This passage presents a frightening picture. We read about swords and arrows, pits, ditches and death. God is angry and is judging sin, and He hears David's petition about his persecutors: "O Lord, they are accusing me of something I didn't do. They are Lying about me." That's tough to take. People lied about the Lord Jesus, too. And anyone who tries to live like Him is going to suffer this kind of persecution. David's enemies wanted to kill him. Some innocent men had been killed because of him. But David was praying that God would first cleanse his own heart. He said, "Examine me. Look at me. Test me. I want to be sure my life is ruled by integrity."
Sin brings its own judgment. "Behold, the wicked travails with iniquity, conceives trouble and brings forth falsehood" (v. 14). This is a picture of pregnancy and birth. When a person conceives sin and then gives birth to it, he gives birth to a monster that will turn on him and destroy him. David changed the picture in verses 15 and 16: "He made a pit and dug it out, and has fallen into the ditch which he made. His trouble shall return upon his own head." That's a word of encouragement and also a warning. We can't give birth to sin without having to live with the baby, watching it grow up and create problems. Yes, God in His grace forgives. But God in His government says, "We must reap what we sow."
The warning here is don't give birth to sin. There's also an encouragement: If others are giving birth to sin, don't fret over it but pray for them.
What is your response when others do their worst to you? Be encouraged that God knows what is happening and will judge sin. If you take care of yourself and walk with integrity, you may be confident that God will deal with those who sin against you.

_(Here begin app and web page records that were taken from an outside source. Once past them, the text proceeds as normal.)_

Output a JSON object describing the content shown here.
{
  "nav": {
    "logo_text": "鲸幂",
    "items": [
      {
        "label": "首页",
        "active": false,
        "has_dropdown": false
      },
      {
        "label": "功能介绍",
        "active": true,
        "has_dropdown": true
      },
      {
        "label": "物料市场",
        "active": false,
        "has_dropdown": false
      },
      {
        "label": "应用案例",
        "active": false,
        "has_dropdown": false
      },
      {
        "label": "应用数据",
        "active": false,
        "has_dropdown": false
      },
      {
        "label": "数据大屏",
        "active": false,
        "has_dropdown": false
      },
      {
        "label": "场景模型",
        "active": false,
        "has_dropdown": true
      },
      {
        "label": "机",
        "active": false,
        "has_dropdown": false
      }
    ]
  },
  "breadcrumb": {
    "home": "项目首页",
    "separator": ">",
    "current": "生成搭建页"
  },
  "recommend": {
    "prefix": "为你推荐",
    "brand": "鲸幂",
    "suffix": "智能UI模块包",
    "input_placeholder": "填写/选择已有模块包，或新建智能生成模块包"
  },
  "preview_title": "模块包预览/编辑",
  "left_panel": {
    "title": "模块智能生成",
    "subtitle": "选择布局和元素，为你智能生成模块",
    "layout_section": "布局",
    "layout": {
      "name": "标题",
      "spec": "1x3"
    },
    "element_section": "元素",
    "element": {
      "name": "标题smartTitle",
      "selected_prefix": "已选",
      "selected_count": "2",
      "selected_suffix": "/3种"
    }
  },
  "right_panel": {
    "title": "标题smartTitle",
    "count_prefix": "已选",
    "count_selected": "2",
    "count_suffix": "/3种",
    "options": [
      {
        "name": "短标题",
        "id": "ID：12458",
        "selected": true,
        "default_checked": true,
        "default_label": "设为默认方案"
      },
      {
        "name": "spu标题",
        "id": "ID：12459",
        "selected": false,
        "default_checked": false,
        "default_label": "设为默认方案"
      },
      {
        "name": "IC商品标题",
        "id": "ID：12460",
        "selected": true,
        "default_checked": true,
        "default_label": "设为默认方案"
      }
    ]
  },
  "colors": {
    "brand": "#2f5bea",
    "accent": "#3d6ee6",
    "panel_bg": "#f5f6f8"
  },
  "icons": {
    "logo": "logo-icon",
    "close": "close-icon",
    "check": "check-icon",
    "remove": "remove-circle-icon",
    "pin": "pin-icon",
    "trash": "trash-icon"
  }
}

Above all, don't give birth to sin yourself; rather, pray for those who persecute you. God will one day turn your persecution into praise.